**Excerpted data**
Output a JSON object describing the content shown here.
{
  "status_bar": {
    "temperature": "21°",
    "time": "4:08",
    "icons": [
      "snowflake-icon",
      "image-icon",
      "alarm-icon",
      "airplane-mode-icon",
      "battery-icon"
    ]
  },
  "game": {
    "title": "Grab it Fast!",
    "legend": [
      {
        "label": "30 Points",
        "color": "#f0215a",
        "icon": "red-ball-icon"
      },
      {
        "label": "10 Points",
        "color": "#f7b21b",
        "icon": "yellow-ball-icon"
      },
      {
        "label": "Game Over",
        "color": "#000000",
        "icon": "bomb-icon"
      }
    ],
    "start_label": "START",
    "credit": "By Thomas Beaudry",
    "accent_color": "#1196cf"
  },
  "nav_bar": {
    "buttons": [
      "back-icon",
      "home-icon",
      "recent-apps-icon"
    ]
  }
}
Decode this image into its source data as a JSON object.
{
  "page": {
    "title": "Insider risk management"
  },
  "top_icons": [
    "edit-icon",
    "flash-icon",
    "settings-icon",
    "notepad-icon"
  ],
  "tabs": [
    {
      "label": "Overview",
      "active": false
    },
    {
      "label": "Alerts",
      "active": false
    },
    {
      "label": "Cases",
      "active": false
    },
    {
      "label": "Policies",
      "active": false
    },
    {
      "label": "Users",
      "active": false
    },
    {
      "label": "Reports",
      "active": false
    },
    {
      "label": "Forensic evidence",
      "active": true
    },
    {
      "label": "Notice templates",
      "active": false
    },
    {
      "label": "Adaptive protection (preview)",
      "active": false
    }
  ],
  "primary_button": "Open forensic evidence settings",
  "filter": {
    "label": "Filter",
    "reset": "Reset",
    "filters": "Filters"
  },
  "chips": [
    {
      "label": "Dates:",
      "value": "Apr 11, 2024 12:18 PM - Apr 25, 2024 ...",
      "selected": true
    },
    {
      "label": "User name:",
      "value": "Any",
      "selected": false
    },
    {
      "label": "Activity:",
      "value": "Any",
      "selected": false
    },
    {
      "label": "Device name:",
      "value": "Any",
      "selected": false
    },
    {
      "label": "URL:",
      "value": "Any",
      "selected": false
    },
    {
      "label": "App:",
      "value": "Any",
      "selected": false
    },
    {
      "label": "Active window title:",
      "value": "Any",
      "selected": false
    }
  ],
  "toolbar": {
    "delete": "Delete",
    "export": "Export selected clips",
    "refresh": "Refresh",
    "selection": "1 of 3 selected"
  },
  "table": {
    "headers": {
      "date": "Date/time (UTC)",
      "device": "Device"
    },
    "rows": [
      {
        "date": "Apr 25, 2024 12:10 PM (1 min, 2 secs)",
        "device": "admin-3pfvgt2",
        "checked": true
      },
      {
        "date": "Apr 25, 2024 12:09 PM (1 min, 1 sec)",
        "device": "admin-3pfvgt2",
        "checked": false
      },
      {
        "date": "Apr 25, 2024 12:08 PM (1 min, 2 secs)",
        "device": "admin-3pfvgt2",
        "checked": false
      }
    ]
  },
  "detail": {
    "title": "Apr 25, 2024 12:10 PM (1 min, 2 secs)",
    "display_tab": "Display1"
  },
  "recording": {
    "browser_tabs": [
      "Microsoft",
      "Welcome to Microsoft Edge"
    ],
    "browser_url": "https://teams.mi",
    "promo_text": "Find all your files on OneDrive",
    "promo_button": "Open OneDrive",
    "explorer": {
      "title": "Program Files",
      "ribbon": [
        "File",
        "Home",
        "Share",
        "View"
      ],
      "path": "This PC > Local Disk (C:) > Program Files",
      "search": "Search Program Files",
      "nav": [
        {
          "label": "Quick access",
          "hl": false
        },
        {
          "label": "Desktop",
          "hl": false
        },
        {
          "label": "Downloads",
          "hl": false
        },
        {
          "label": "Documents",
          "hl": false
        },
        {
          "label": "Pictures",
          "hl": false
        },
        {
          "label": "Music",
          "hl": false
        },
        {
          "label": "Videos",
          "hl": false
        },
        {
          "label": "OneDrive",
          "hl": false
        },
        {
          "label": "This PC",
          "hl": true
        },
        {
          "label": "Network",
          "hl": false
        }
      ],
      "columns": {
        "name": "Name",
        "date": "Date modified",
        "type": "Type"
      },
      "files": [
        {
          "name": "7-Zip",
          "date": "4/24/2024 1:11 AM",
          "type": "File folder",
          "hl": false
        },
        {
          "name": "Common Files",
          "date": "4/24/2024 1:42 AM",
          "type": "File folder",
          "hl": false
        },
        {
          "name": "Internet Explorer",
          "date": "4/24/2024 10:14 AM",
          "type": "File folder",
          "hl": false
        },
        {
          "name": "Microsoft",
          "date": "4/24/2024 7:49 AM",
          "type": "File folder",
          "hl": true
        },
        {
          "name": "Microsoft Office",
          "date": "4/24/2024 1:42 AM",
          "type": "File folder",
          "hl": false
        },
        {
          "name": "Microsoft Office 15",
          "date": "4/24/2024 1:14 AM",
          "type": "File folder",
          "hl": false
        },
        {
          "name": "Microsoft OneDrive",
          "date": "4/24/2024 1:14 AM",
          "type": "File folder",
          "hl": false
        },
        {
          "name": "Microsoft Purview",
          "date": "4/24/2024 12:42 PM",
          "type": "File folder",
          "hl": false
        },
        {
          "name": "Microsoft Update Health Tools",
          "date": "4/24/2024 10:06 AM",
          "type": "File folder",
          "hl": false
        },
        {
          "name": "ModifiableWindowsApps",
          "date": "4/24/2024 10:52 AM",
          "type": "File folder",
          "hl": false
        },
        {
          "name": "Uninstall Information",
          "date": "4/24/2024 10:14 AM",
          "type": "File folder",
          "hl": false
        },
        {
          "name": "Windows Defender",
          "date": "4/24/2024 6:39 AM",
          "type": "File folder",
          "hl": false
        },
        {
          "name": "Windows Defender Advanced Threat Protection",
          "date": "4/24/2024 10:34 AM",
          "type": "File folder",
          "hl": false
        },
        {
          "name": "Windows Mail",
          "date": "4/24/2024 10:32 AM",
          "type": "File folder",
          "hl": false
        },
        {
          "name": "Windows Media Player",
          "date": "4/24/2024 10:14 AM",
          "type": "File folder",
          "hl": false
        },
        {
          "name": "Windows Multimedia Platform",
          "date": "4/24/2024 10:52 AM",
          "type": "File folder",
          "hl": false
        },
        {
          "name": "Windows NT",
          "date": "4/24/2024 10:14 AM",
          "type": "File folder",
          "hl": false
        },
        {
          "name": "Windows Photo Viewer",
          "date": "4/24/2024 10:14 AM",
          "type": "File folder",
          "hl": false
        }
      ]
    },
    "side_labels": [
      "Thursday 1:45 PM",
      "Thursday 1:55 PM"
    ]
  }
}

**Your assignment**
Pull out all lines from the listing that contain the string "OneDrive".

**Result of this task**
    "promo_text": "Find all your files on OneDrive",
    "promo_button": "Open OneDrive",
          "label": "OneDrive",
          "name": "Microsoft OneDrive",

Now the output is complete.